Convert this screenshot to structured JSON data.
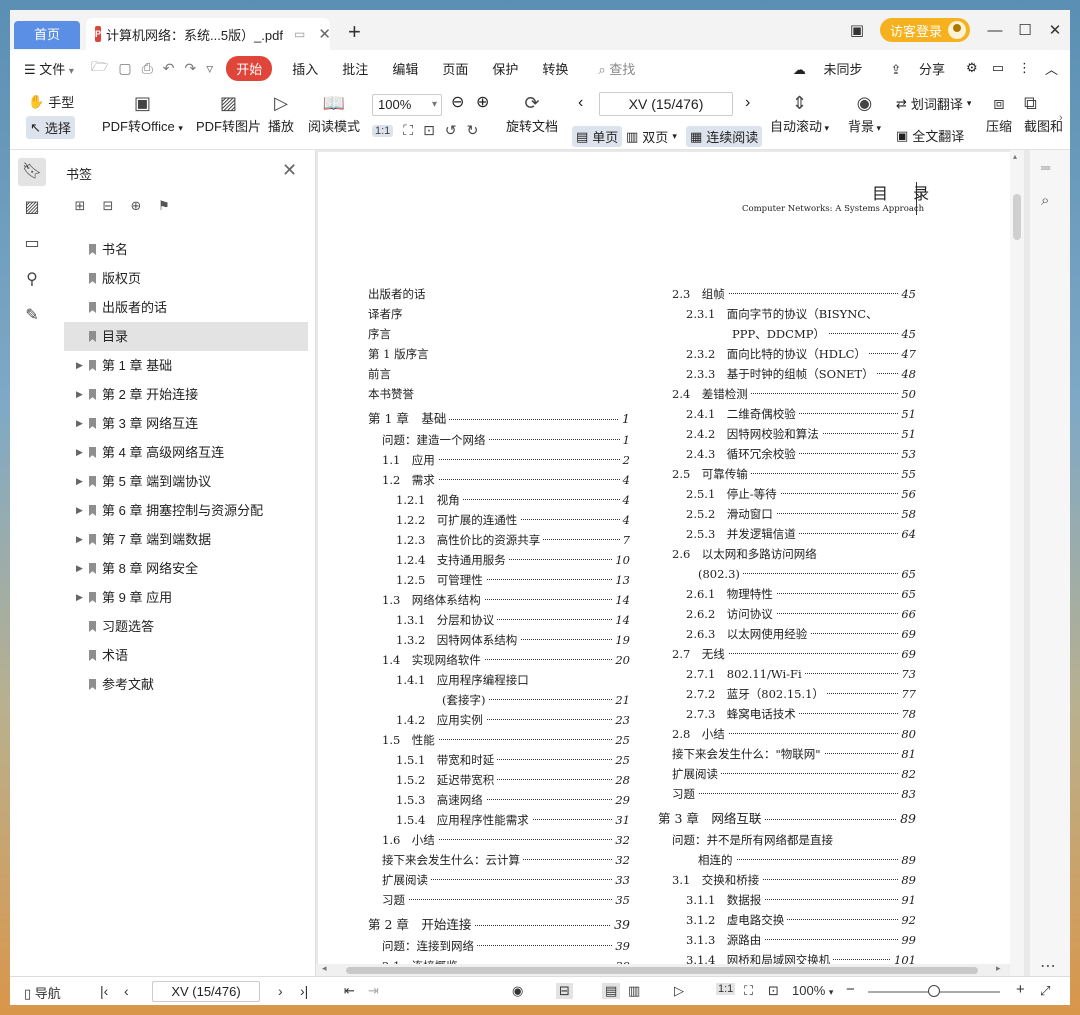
{
  "tabs": {
    "home": "首页",
    "doc_title": "计算机网络：系统...5版）_.pdf"
  },
  "window": {
    "login": "访客登录"
  },
  "menu": {
    "file": "文件",
    "start": "开始",
    "items": [
      "插入",
      "批注",
      "编辑",
      "页面",
      "保护",
      "转换"
    ],
    "search": "查找",
    "unsync": "未同步",
    "share": "分享"
  },
  "toolbar": {
    "hand": "手型",
    "select": "选择",
    "pdf_to_office": "PDF转Office",
    "pdf_to_image": "PDF转图片",
    "play": "播放",
    "read_mode": "阅读模式",
    "zoom": "100%",
    "page_indicator": "XV (15/476)",
    "rotate": "旋转文档",
    "single_page": "单页",
    "double_page": "双页",
    "continuous": "连续阅读",
    "auto_scroll": "自动滚动",
    "background": "背景",
    "word_translate": "划词翻译",
    "full_translate": "全文翻译",
    "compress": "压缩",
    "screenshot": "截图和"
  },
  "sidebar": {
    "title": "书签",
    "bookmarks": [
      {
        "label": "书名",
        "expandable": false,
        "active": false
      },
      {
        "label": "版权页",
        "expandable": false,
        "active": false
      },
      {
        "label": "出版者的话",
        "expandable": false,
        "active": false
      },
      {
        "label": "目录",
        "expandable": false,
        "active": true
      },
      {
        "label": "第 1 章 基础",
        "expandable": true,
        "active": false
      },
      {
        "label": "第 2 章 开始连接",
        "expandable": true,
        "active": false
      },
      {
        "label": "第 3 章 网络互连",
        "expandable": true,
        "active": false
      },
      {
        "label": "第 4 章 高级网络互连",
        "expandable": true,
        "active": false
      },
      {
        "label": "第 5 章 端到端协议",
        "expandable": true,
        "active": false
      },
      {
        "label": "第 6 章 拥塞控制与资源分配",
        "expandable": true,
        "active": false
      },
      {
        "label": "第 7 章 端到端数据",
        "expandable": true,
        "active": false
      },
      {
        "label": "第 8 章 网络安全",
        "expandable": true,
        "active": false
      },
      {
        "label": "第 9 章 应用",
        "expandable": true,
        "active": false
      },
      {
        "label": "习题选答",
        "expandable": false,
        "active": false
      },
      {
        "label": "术语",
        "expandable": false,
        "active": false
      },
      {
        "label": "参考文献",
        "expandable": false,
        "active": false
      }
    ]
  },
  "page": {
    "heading": "目 录",
    "subheading": "Computer Networks: A Systems Approach",
    "toc_left": [
      {
        "t": "出版者的话",
        "p": "",
        "lv": 0
      },
      {
        "t": "译者序",
        "p": "",
        "lv": 0
      },
      {
        "t": "序言",
        "p": "",
        "lv": 0
      },
      {
        "t": "第 1 版序言",
        "p": "",
        "lv": 0
      },
      {
        "t": "前言",
        "p": "",
        "lv": 0
      },
      {
        "t": "本书赞誉",
        "p": "",
        "lv": 0
      },
      {
        "t": "第 1 章　基础",
        "p": "1",
        "lv": 9
      },
      {
        "t": "问题：建造一个网络",
        "p": "1",
        "lv": 1
      },
      {
        "t": "1.1　应用",
        "p": "2",
        "lv": 1
      },
      {
        "t": "1.2　需求",
        "p": "4",
        "lv": 1
      },
      {
        "t": "1.2.1　视角",
        "p": "4",
        "lv": 2
      },
      {
        "t": "1.2.2　可扩展的连通性",
        "p": "4",
        "lv": 2
      },
      {
        "t": "1.2.3　高性价比的资源共享",
        "p": "7",
        "lv": 2
      },
      {
        "t": "1.2.4　支持通用服务",
        "p": "10",
        "lv": 2
      },
      {
        "t": "1.2.5　可管理性",
        "p": "13",
        "lv": 2
      },
      {
        "t": "1.3　网络体系结构",
        "p": "14",
        "lv": 1
      },
      {
        "t": "1.3.1　分层和协议",
        "p": "14",
        "lv": 2
      },
      {
        "t": "1.3.2　因特网体系结构",
        "p": "19",
        "lv": 2
      },
      {
        "t": "1.4　实现网络软件",
        "p": "20",
        "lv": 1
      },
      {
        "t": "1.4.1　应用程序编程接口",
        "p": "",
        "lv": 2
      },
      {
        "t": "(套接字)",
        "p": "21",
        "lv": 3
      },
      {
        "t": "1.4.2　应用实例",
        "p": "23",
        "lv": 2
      },
      {
        "t": "1.5　性能",
        "p": "25",
        "lv": 1
      },
      {
        "t": "1.5.1　带宽和时延",
        "p": "25",
        "lv": 2
      },
      {
        "t": "1.5.2　延迟带宽积",
        "p": "28",
        "lv": 2
      },
      {
        "t": "1.5.3　高速网络",
        "p": "29",
        "lv": 2
      },
      {
        "t": "1.5.4　应用程序性能需求",
        "p": "31",
        "lv": 2
      },
      {
        "t": "1.6　小结",
        "p": "32",
        "lv": 1
      },
      {
        "t": "接下来会发生什么：云计算",
        "p": "32",
        "lv": 1
      },
      {
        "t": "扩展阅读",
        "p": "33",
        "lv": 1
      },
      {
        "t": "习题",
        "p": "35",
        "lv": 1
      },
      {
        "t": "第 2 章　开始连接",
        "p": "39",
        "lv": 9
      },
      {
        "t": "问题：连接到网络",
        "p": "39",
        "lv": 1
      },
      {
        "t": "2.1　连接概览",
        "p": "39",
        "lv": 1
      }
    ],
    "toc_right": [
      {
        "t": "2.3　组帧",
        "p": "45",
        "lv": 1
      },
      {
        "t": "2.3.1　面向字节的协议（BISYNC、",
        "p": "",
        "lv": 2
      },
      {
        "t": "PPP、DDCMP）",
        "p": "45",
        "lv": 3
      },
      {
        "t": "2.3.2　面向比特的协议（HDLC）",
        "p": "47",
        "lv": 2
      },
      {
        "t": "2.3.3　基于时钟的组帧（SONET）",
        "p": "48",
        "lv": 2
      },
      {
        "t": "2.4　差错检测",
        "p": "50",
        "lv": 1
      },
      {
        "t": "2.4.1　二维奇偶校验",
        "p": "51",
        "lv": 2
      },
      {
        "t": "2.4.2　因特网校验和算法",
        "p": "51",
        "lv": 2
      },
      {
        "t": "2.4.3　循环冗余校验",
        "p": "53",
        "lv": 2
      },
      {
        "t": "2.5　可靠传输",
        "p": "55",
        "lv": 1
      },
      {
        "t": "2.5.1　停止-等待",
        "p": "56",
        "lv": 2
      },
      {
        "t": "2.5.2　滑动窗口",
        "p": "58",
        "lv": 2
      },
      {
        "t": "2.5.3　并发逻辑信道",
        "p": "64",
        "lv": 2
      },
      {
        "t": "2.6　以太网和多路访问网络",
        "p": "",
        "lv": 1
      },
      {
        "t": "(802.3)",
        "p": "65",
        "lv": 4
      },
      {
        "t": "2.6.1　物理特性",
        "p": "65",
        "lv": 2
      },
      {
        "t": "2.6.2　访问协议",
        "p": "66",
        "lv": 2
      },
      {
        "t": "2.6.3　以太网使用经验",
        "p": "69",
        "lv": 2
      },
      {
        "t": "2.7　无线",
        "p": "69",
        "lv": 1
      },
      {
        "t": "2.7.1　802.11/Wi-Fi",
        "p": "73",
        "lv": 2
      },
      {
        "t": "2.7.2　蓝牙（802.15.1）",
        "p": "77",
        "lv": 2
      },
      {
        "t": "2.7.3　蜂窝电话技术",
        "p": "78",
        "lv": 2
      },
      {
        "t": "2.8　小结",
        "p": "80",
        "lv": 1
      },
      {
        "t": "接下来会发生什么：\"物联网\"",
        "p": "81",
        "lv": 1
      },
      {
        "t": "扩展阅读",
        "p": "82",
        "lv": 1
      },
      {
        "t": "习题",
        "p": "83",
        "lv": 1
      },
      {
        "t": "第 3 章　网络互联",
        "p": "89",
        "lv": 9
      },
      {
        "t": "问题：并不是所有网络都是直接",
        "p": "",
        "lv": 1
      },
      {
        "t": "相连的",
        "p": "89",
        "lv": 4
      },
      {
        "t": "3.1　交换和桥接",
        "p": "89",
        "lv": 1
      },
      {
        "t": "3.1.1　数据报",
        "p": "91",
        "lv": 2
      },
      {
        "t": "3.1.2　虚电路交换",
        "p": "92",
        "lv": 2
      },
      {
        "t": "3.1.3　源路由",
        "p": "99",
        "lv": 2
      },
      {
        "t": "3.1.4　网桥和局域网交换机",
        "p": "101",
        "lv": 2
      }
    ]
  },
  "statusbar": {
    "nav": "导航",
    "page_indicator": "XV (15/476)",
    "zoom": "100%",
    "zoom_level_fraction": 0.5
  }
}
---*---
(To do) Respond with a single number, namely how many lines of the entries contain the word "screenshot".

(Response box) 2